Supreme Court Rules in Favor of Sales Tax Fairness
At Go Local Austin, we strive to educate as well as celebrate local communities. From time to time, we’ll share some important information regarding the status of local businesses in America. It’s heartening to read news about how other cities and communities are supporting local businesses. This article, from ILSR (Institute for Local Self-Reliance), discusses the Supreme Court’s recent ruling that will help pave the way for States to charge tax for online sales:
On Thursday morning, the U.S. Supreme Court delivered a long-overdue decision that opens the door for states to require out-of-state and online retailers to collect state sales taxes.
It’s an important day for independent businesses: After years of being forced to compete at a significant price disadvantage, locally owned businesses finally have a shot at a more level playing field when it comes to sales tax.
The Court’s decision overturns an earlier opinion, the 1992 case Quill Corporation v. North Dakota. That opinion said that states lack the authority to require out-of-state retailers to collect state sales taxes.
In the 25 years since, however, the rise of online shopping has reshaped the U.S. economy. Independent retailers have had to watch as large online competitors get to play by a different set of rules, and falling sales tax revenues have contributed to state and local budget shortfalls. Meanwhile, online retailers like Amazon have gone to great lengths to exploit what became known as the “physical presence” loophole.
The Court’s opinion in the case South Dakota v. Wayfair, Inc. offers an overdue corrective. In it, Justice Anthony Kennedy, writing for the majority, describes the unfairness that resulted from Quill in no uncertain terms.
“The physical presence rule has long been criticized as giving out of state sellers an advantage,” Kennedy writes. He continues:
“Each year, it becomes further removed from economic reality and results in significant revenue losses to the States… Quill creates rather than resolves market distortions. In effect, it is a judicially created tax shelter for businesses that limit their physical presence in a State but sell their goods and services to the State’s consumers, something that has become easier and more prevalent as technology has advanced… It treats economically identical actors differently for arbitrary reasons.
“The physical presence rule of Bellas Hess and Quill is also an extraordinary imposition by the Judiciary on States’ authority to collect taxes and perform critical public functions. Forty-one States, two Territories, and the District of Columbia have asked the Court to reject Quill‘s test. Helping respondents’ customers evade a lawful tax unfairly shifts an increased share of the taxes to those consumers who buy from competitors with a physical presence in the State. It is essential to public confidence in the tax system that the Court avoid creating inequitable exceptions. And it is also essential to the confidence placed in the Court’s Commerce Clause decisions. By giving some online retailers an arbitrary advantage over their competitors who collect state sales taxes, Quill‘s physical presence rule has limited States’ ability to seek long-term prosperity and has prevented market participants from competing on an even playing field.”
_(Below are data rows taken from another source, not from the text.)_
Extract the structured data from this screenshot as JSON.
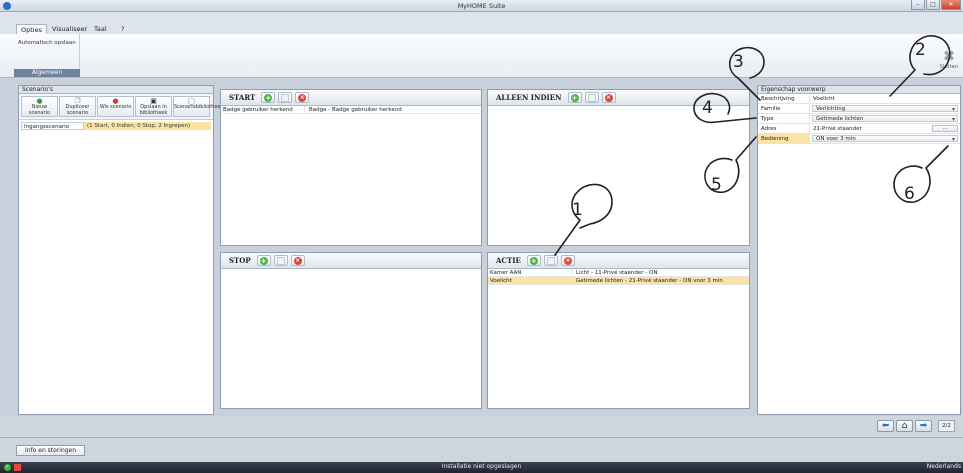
{
  "window": {
    "title": "MyHOME Suite"
  },
  "menu": {
    "tabs": [
      "Opties",
      "Visualiseer",
      "Taal",
      "?"
    ]
  },
  "ribbon": {
    "group_item": "Automatisch opslaan",
    "group_label": "Algemeen",
    "close_label": "Sluiten"
  },
  "scenarios": {
    "header": "Scenario's",
    "toolbar": [
      {
        "label": "Nieuw scenario",
        "icon": "add-icon"
      },
      {
        "label": "Dupliceer scenario",
        "icon": "duplicate-icon"
      },
      {
        "label": "Wis scenario",
        "icon": "delete-icon"
      },
      {
        "label": "Opslaan in bibliotheek",
        "icon": "save-icon"
      },
      {
        "label": "Scenariobibliotheek",
        "icon": "library-icon"
      }
    ],
    "rows": [
      {
        "name": "Ingangsscenario",
        "summary": "(1 Start, 0 Indien, 0 Stop, 2 Ingrepen)"
      }
    ]
  },
  "start": {
    "title": "START",
    "rows": [
      {
        "c1": "Badge gebruiker herkend",
        "c2": "Badge - Badge gebruiker herkend"
      }
    ]
  },
  "alleen_indien": {
    "title": "ALLEEN INDIEN",
    "rows": []
  },
  "stop": {
    "title": "STOP",
    "rows": []
  },
  "actie": {
    "title": "ACTIE",
    "rows": [
      {
        "c1": "Kamer AAN",
        "c2": "Licht - 11-Privé staander - ON"
      },
      {
        "c1": "Voelicht",
        "c2": "Getimede lichten - 21-Privé staander - ON voor 3 min"
      }
    ]
  },
  "properties": {
    "header": "Eigenschap voorwerp",
    "rows": [
      {
        "key": "Beschrijving",
        "value": "Voelicht"
      },
      {
        "key": "Familie",
        "value": "Verlichting"
      },
      {
        "key": "Type",
        "value": "Getimede lichten"
      },
      {
        "key": "Adres",
        "value": "21-Privé staander",
        "button": "..."
      },
      {
        "key": "Bediening",
        "value": "ON voor 3 min"
      }
    ]
  },
  "navigation": {
    "page": "2/2"
  },
  "bottom": {
    "tab": "Info en storingen"
  },
  "status": {
    "text": "Installatie niet opgeslagen",
    "language": "Nederlands"
  },
  "callouts": [
    "1",
    "2",
    "3",
    "4",
    "5",
    "6"
  ],
  "colors": {
    "selection": "#fbe3a6",
    "add": "#4cb24c",
    "delete": "#d8493a",
    "nav": "#2b76c8"
  }
}
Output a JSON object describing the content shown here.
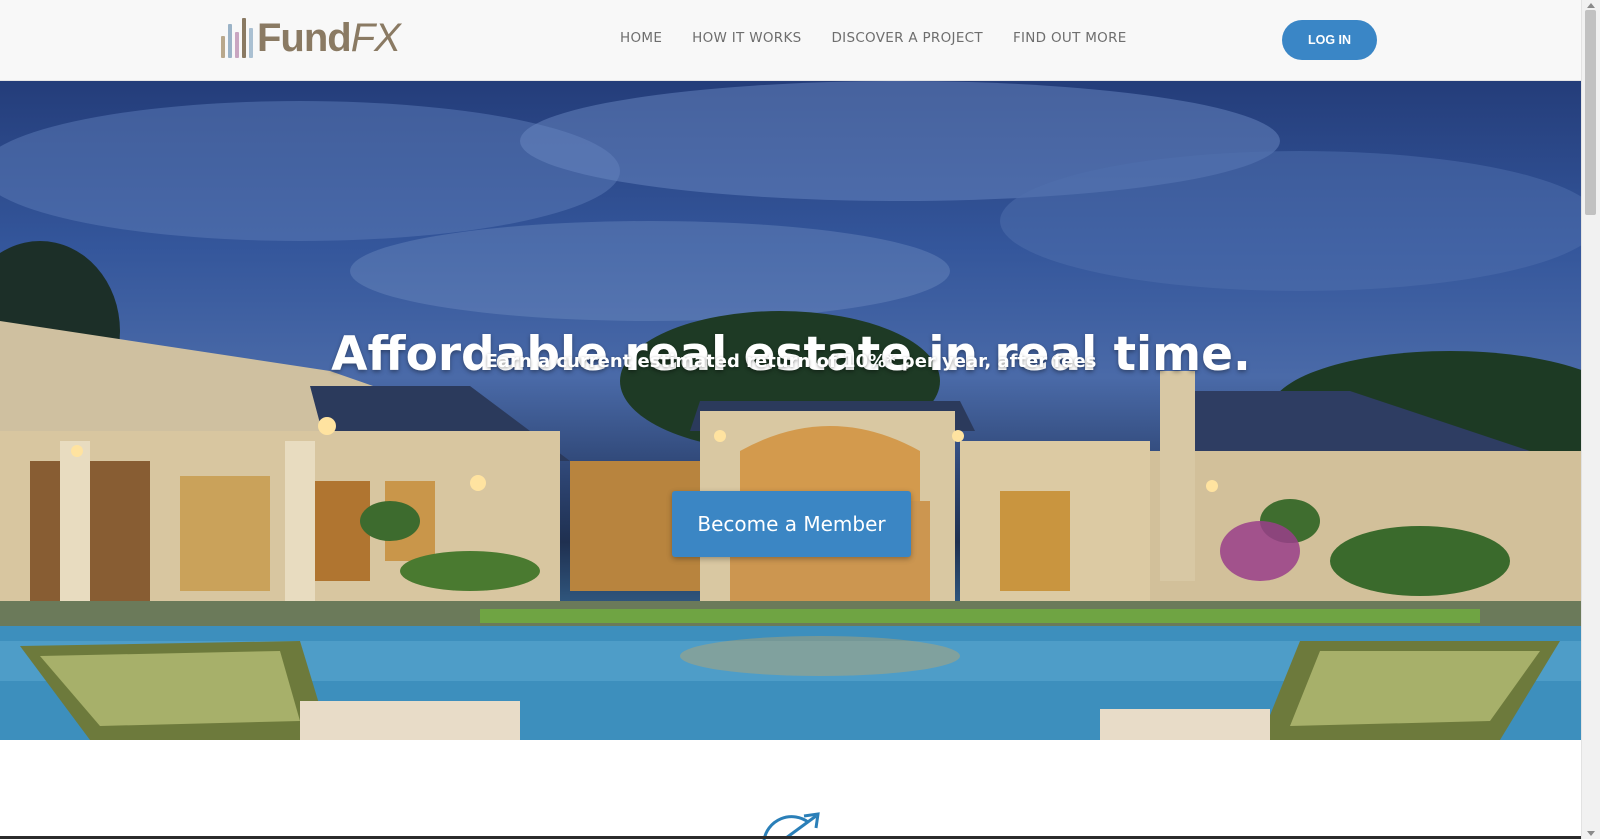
{
  "brand": {
    "name_plain": "Fund",
    "name_italic": "FX",
    "bar_colors": [
      "#b9a88c",
      "#9bb3c7",
      "#c9a6c1",
      "#8a7a63",
      "#aac0d2"
    ]
  },
  "nav": {
    "items": [
      "HOME",
      "HOW IT WORKS",
      "DISCOVER A PROJECT",
      "FIND OUT MORE"
    ]
  },
  "login": {
    "label": "LOG IN"
  },
  "hero": {
    "title": "Affordable real estate in real time.",
    "subtitle": "Earn a current estimated return of 10%* per year, after fees",
    "cta_label": "Become a Member"
  },
  "colors": {
    "accent": "#3a86c6",
    "cta": "#3b86c4",
    "icon": "#2a7fb8"
  }
}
Read the Court’s full opinion here [PDF].
For more of our coverage of online sales tax fairness over the years, see:
- Our explainer on the issue, updated April 2018: “Internet Sales Tax Fairness.”
- Our April 2018 article: “In Long-Awaited Case This Spring, U.S. Supreme Court Has Opportunity to Correct the Law on Sales Tax.”
- Our October 2017 op-ed, “Amazon’s Uneven Playing Field,” and our May 2014 article, “Amazon’s Big Assist from Government,” on Amazon’s role.
For more on this ruling, check out the latest episode of our Building Local Power podcast. In the episode, ILSR’s Stacy Mitchell and Nick Stumo-Langer discuss the decision and what states need to do next.
Photo of U.S. Supreme Court building by zacklur via Flickr.